Fort Worth Arlington Heights baseball coach Shad Whitely said his district-provided budget nearly dries up after he purchases baseballs. Using Fan Cloth the last three seasons, the Yellow Jackets raised around $2,000 the first year, double of that last year and around $5,000 this year.
“We’re selling our logo and branding our program, and at the same time, making some money,” Whitely said.
Sunderman’s idea for Fan Cloth hatched after he sold his stock in a New York-based online startup. He worked briefly for Fort Worth investment tycoon Bobby Patton, managing apparel-related accounts for Patton’s Guggenheim Partners investment firm. When Guggenheim exited the apparel business, Sunderman bought equipment from Patton and began screenprinting for people he knew around town. Sunderman soon realized there was a market to merge custom apparel with fundraising.
“So you can go to Dick’s Sporting Goods and buy a hoodie, or you can go to your coach and pay $50 for a hoodie, and now your team is making the money from that,” Sunderman said.
Chris McKinley, a former baseball coach at Southwest, Burleson and Cedar Hill, joined Fan Cloth as the director of business development shortly after it was founded.
“I coached baseball, which is not a heavily funded sport anywhere,” McKinley said. “One of my fortes was trying to stretch a dollar out of nowhere to raise money for my program.”
McKinley estimated that Fan Cloth has reached about 10 percent of its targeted market.
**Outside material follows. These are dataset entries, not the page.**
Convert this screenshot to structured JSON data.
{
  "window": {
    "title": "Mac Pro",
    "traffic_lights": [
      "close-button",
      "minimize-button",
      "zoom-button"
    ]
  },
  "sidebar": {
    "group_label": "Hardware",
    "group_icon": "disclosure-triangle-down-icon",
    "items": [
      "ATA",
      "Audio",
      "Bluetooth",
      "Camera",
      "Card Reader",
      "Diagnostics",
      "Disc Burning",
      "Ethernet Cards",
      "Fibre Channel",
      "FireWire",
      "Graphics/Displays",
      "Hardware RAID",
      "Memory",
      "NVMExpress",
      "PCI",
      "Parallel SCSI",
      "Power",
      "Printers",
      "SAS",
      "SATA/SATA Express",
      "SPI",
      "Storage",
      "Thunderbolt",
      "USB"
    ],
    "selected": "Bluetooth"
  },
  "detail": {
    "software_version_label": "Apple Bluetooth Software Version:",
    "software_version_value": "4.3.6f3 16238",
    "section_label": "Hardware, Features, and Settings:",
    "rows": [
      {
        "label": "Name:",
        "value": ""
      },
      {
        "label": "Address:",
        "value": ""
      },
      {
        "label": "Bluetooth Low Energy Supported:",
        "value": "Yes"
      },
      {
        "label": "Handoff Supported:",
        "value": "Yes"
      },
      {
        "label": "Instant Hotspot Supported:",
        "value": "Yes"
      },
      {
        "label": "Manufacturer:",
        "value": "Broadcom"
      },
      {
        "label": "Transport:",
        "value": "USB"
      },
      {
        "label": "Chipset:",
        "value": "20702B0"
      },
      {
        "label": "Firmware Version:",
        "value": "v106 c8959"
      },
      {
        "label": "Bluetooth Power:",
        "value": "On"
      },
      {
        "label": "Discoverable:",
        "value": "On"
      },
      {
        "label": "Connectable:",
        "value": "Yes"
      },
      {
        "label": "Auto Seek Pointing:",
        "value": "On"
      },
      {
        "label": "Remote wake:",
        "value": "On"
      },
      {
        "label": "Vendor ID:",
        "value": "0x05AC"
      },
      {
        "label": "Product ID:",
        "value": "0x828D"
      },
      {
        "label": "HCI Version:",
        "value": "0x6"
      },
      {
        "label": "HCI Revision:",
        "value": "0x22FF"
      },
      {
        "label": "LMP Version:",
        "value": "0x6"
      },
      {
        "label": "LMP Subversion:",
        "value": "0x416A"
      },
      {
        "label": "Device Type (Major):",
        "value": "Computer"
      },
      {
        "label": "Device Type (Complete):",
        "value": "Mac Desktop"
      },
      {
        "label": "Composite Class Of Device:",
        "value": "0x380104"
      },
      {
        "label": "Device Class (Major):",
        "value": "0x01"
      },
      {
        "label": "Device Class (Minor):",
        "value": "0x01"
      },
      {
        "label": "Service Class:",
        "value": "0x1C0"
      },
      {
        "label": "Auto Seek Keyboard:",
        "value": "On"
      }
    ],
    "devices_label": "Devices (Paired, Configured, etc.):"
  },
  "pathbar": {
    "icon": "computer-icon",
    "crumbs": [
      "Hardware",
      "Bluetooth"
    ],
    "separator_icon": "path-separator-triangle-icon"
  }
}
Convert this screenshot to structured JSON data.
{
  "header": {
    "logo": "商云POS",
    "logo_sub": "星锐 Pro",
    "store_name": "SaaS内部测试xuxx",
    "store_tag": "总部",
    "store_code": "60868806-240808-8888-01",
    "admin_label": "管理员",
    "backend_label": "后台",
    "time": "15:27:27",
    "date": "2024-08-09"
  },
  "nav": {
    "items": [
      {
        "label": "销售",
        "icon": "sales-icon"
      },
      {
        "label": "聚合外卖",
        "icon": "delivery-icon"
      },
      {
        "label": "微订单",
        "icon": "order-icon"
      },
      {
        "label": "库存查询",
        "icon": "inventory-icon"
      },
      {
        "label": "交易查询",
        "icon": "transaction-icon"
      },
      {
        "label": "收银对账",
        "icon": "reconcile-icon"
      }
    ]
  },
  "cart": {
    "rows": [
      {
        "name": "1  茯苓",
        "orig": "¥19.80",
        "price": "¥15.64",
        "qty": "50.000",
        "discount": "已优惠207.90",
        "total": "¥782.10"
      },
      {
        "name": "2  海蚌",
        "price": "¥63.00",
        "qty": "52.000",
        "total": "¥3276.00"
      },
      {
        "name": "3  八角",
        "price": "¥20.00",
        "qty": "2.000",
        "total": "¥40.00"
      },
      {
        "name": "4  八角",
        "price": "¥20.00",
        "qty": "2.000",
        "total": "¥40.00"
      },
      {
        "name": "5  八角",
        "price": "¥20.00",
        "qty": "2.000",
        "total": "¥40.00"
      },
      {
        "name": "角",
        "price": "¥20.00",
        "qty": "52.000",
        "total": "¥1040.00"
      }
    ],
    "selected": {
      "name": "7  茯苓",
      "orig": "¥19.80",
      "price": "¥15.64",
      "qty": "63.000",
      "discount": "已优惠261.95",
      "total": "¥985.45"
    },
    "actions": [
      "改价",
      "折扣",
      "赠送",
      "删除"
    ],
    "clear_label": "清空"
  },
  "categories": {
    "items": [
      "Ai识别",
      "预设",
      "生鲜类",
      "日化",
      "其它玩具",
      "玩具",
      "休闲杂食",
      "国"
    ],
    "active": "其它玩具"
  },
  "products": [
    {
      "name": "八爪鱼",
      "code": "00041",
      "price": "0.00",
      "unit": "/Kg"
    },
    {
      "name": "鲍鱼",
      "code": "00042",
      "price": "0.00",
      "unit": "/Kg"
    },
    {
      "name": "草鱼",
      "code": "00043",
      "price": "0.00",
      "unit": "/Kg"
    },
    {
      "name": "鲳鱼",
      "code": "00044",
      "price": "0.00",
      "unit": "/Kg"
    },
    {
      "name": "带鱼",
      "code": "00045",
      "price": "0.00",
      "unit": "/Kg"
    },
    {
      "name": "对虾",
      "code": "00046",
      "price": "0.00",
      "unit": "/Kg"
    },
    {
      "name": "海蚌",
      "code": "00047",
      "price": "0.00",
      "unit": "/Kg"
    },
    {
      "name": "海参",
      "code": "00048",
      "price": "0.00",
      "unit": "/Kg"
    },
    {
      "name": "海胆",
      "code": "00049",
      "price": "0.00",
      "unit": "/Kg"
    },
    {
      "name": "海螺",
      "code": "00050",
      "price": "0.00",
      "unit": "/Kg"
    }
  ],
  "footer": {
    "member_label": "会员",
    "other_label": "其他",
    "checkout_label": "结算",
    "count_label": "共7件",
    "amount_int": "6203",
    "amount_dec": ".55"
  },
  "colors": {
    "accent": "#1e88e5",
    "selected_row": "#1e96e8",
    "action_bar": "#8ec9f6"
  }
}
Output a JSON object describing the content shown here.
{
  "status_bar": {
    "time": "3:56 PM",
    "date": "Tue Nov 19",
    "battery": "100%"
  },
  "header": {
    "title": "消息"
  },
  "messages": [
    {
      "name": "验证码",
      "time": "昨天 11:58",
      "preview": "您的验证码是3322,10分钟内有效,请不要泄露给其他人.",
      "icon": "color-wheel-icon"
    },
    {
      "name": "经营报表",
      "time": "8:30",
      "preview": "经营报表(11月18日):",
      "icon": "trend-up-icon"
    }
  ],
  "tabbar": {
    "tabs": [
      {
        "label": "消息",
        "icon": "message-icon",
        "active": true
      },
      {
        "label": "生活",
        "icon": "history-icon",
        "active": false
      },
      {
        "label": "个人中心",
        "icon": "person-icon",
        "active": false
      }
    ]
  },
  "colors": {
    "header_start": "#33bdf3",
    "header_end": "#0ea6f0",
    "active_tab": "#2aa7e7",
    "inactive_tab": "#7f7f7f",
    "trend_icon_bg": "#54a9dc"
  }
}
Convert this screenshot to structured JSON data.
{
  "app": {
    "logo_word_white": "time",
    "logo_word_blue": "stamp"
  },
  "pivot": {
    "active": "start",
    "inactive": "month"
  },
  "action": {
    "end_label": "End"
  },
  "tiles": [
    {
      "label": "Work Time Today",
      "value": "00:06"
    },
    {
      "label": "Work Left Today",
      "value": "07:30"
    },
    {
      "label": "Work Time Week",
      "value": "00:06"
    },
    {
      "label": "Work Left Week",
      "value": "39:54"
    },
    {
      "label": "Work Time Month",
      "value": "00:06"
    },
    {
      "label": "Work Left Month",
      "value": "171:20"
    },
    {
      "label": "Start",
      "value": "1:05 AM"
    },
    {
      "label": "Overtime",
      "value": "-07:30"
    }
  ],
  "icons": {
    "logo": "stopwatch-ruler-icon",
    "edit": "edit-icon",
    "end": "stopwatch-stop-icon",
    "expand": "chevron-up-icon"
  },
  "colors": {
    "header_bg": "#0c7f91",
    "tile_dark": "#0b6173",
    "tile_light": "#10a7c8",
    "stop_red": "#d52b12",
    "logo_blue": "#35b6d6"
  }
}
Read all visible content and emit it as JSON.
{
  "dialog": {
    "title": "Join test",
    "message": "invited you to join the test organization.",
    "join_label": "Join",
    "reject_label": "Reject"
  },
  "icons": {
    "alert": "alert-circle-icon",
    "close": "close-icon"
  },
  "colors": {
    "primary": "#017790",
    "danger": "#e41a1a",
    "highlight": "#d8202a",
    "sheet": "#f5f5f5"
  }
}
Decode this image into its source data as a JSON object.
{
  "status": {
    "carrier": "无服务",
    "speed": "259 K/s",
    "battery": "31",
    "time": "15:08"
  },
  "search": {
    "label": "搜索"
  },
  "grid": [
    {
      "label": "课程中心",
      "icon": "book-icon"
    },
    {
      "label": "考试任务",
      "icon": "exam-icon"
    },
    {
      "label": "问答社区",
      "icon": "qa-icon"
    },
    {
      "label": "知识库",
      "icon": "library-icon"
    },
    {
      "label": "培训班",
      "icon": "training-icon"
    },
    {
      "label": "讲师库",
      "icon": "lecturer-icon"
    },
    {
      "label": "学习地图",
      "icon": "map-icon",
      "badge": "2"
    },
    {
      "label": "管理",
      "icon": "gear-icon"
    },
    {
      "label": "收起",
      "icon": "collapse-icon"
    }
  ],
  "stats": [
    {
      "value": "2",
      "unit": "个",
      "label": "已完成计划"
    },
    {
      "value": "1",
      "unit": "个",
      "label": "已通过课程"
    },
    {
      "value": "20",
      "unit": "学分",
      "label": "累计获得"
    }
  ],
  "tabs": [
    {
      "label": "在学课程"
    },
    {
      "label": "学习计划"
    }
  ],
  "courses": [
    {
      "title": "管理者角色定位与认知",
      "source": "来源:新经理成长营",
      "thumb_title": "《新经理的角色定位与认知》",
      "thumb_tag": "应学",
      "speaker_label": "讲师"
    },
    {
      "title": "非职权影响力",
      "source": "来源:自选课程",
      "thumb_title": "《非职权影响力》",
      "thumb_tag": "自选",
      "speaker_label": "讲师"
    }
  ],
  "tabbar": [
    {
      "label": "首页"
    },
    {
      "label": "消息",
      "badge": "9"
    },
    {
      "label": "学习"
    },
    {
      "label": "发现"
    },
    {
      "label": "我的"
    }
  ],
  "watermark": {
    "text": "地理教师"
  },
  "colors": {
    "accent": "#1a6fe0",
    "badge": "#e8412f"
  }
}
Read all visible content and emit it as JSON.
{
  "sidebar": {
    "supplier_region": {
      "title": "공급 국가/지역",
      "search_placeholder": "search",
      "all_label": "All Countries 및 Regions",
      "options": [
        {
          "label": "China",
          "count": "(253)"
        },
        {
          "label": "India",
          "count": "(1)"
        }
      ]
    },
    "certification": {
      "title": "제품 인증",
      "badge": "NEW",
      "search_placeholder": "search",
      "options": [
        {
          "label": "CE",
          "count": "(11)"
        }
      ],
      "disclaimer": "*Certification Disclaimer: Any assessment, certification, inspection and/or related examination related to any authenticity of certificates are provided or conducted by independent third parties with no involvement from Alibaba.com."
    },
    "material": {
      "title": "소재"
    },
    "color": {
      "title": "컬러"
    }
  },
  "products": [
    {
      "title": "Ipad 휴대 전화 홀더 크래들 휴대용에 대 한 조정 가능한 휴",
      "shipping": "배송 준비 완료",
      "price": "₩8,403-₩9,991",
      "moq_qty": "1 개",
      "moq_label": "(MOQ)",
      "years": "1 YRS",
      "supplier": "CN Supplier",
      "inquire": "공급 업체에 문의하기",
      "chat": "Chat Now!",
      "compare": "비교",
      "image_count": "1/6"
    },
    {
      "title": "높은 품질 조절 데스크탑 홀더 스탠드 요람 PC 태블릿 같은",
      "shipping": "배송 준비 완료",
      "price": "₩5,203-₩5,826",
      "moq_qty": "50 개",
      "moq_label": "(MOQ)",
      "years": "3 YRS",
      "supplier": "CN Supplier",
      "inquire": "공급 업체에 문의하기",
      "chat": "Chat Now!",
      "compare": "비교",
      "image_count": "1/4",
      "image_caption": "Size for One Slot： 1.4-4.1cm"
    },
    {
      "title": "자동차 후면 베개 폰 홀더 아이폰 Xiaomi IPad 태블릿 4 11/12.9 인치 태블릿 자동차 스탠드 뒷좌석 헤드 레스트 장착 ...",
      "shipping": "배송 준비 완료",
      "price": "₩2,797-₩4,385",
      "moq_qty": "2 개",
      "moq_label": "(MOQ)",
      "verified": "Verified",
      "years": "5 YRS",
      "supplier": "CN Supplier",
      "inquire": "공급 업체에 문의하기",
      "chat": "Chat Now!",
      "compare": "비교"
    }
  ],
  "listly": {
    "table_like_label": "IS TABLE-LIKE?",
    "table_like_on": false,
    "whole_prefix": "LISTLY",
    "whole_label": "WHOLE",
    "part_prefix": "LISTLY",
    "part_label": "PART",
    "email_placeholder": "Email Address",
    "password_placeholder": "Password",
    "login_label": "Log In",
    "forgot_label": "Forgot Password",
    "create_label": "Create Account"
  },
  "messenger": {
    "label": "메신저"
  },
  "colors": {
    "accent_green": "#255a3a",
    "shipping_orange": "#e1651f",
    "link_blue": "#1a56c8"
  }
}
It’s expanded into Canada this year with plans to reach Puerto Rico soon. It’s also now backed, financially, by Valesco Industries, a private equity firm in Dallas.
“Fundraising — it’s kind of funny — because it’s this one thing that 99.9 percent of people would never think about what we do,” Sunderman said. “And that’s fine. We think about it every minute of every day. We just try to specialize in our one tiny sliver of a niche.”
Ryan Osborne, 817-390-7760
Fan Cloth timeline
2007 Founded in Fort Worth by Nick Sunderman
2008 Expanded out of state
2010 Worked in every state
2014 Inked deals with Under Armour and Adidas
2015 Introduced online stores